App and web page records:
╭──
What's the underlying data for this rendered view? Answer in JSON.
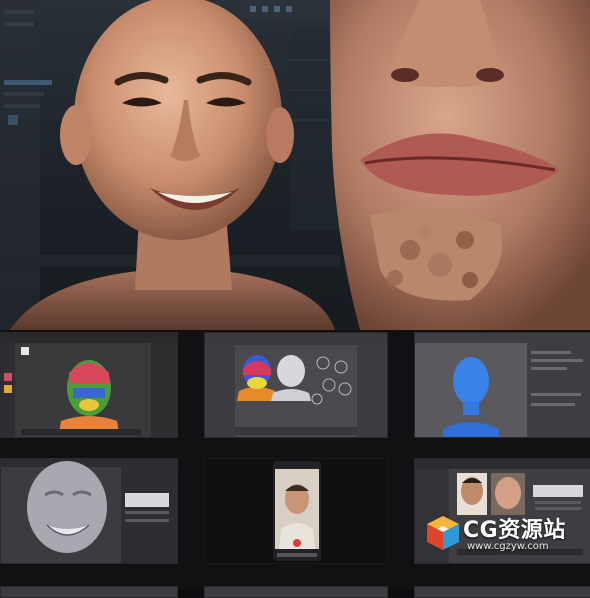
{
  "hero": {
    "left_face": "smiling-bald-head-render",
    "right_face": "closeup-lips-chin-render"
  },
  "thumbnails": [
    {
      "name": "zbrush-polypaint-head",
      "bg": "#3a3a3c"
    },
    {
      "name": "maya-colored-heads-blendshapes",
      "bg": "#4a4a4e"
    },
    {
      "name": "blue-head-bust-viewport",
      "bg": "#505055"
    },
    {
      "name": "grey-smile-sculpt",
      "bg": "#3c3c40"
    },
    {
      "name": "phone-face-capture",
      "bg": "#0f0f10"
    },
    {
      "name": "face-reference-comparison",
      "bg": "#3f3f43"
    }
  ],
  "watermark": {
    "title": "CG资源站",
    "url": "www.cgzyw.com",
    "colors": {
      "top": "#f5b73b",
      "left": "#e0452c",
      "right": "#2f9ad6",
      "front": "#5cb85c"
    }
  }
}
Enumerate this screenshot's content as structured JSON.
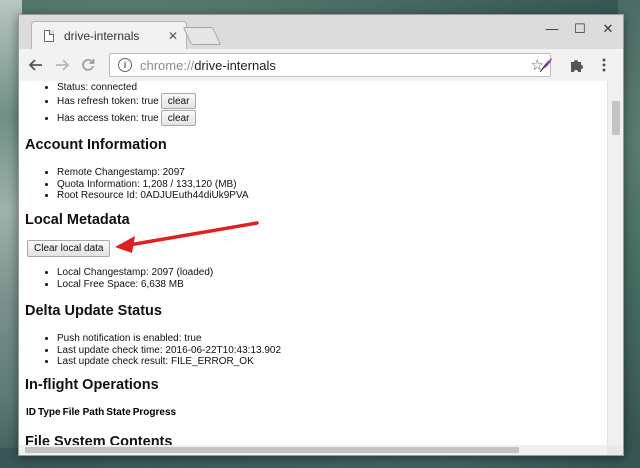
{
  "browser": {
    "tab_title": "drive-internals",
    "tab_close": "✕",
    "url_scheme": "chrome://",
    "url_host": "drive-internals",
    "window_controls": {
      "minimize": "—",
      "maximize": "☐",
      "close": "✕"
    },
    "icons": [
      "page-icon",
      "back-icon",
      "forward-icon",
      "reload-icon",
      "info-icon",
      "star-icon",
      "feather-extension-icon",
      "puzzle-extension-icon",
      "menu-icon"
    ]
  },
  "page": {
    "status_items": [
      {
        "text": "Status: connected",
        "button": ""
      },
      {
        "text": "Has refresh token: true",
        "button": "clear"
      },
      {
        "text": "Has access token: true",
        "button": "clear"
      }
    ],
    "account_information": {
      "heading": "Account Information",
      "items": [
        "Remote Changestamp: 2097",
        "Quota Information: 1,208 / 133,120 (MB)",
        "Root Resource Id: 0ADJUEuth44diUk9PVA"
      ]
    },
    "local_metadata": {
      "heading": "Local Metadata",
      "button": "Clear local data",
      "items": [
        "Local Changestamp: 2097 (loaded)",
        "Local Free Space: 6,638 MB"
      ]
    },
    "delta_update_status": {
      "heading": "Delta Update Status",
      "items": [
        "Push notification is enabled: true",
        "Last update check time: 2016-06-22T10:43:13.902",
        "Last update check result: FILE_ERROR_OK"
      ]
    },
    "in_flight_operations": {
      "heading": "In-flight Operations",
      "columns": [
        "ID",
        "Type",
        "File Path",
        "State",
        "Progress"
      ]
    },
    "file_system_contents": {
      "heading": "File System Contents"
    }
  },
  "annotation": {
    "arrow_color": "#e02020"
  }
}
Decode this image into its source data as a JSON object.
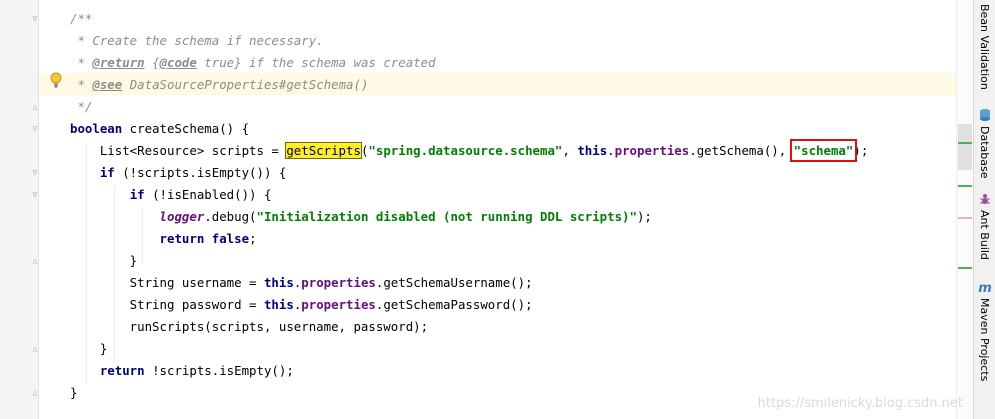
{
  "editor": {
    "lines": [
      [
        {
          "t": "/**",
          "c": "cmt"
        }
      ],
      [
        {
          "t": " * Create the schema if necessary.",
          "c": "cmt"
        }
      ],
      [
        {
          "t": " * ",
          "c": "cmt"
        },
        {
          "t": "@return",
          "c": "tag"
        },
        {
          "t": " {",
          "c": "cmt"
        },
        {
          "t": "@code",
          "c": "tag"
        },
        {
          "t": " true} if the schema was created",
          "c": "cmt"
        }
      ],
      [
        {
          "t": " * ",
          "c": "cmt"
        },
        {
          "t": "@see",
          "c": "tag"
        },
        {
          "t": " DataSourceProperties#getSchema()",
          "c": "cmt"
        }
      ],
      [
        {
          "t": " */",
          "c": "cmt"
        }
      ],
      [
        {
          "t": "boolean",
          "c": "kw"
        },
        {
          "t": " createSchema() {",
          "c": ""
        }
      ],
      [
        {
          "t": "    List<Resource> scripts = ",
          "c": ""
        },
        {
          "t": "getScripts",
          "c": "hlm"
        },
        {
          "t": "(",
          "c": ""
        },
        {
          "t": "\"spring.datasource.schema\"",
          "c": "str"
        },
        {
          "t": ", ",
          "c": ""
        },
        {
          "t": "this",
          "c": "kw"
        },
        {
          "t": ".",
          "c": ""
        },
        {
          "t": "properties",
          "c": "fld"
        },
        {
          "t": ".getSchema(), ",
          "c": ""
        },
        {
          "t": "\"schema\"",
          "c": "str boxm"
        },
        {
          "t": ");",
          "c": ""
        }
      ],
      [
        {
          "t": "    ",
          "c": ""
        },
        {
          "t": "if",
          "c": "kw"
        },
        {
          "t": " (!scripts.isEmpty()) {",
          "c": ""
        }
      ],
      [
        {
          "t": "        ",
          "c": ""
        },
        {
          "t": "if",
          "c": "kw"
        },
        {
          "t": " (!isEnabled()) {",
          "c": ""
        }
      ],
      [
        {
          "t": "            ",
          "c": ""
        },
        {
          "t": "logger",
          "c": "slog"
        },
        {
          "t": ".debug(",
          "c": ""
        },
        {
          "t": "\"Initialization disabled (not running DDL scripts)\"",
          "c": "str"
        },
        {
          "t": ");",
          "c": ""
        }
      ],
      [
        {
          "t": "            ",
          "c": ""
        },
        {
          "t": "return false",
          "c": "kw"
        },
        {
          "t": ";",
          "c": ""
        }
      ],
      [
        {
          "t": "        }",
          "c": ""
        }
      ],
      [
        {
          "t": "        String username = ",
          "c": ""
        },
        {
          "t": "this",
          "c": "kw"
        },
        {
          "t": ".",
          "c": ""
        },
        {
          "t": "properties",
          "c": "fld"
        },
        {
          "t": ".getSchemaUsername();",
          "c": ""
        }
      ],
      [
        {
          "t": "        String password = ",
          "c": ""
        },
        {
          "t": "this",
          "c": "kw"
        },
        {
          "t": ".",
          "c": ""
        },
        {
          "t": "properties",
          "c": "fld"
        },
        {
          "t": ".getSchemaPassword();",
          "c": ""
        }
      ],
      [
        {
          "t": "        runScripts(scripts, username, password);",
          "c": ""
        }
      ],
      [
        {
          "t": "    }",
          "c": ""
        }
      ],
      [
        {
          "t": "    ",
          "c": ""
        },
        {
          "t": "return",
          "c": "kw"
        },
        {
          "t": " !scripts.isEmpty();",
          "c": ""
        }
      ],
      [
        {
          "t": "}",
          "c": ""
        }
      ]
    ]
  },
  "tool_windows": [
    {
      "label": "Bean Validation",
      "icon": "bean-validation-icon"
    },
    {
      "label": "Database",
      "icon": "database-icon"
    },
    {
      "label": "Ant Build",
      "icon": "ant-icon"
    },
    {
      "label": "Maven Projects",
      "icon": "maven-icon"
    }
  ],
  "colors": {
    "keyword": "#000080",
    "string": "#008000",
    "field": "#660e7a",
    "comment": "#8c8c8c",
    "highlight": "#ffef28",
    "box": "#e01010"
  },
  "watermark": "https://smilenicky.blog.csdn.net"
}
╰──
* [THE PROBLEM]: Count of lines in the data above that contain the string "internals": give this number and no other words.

* [WRITTEN REPLY]: 2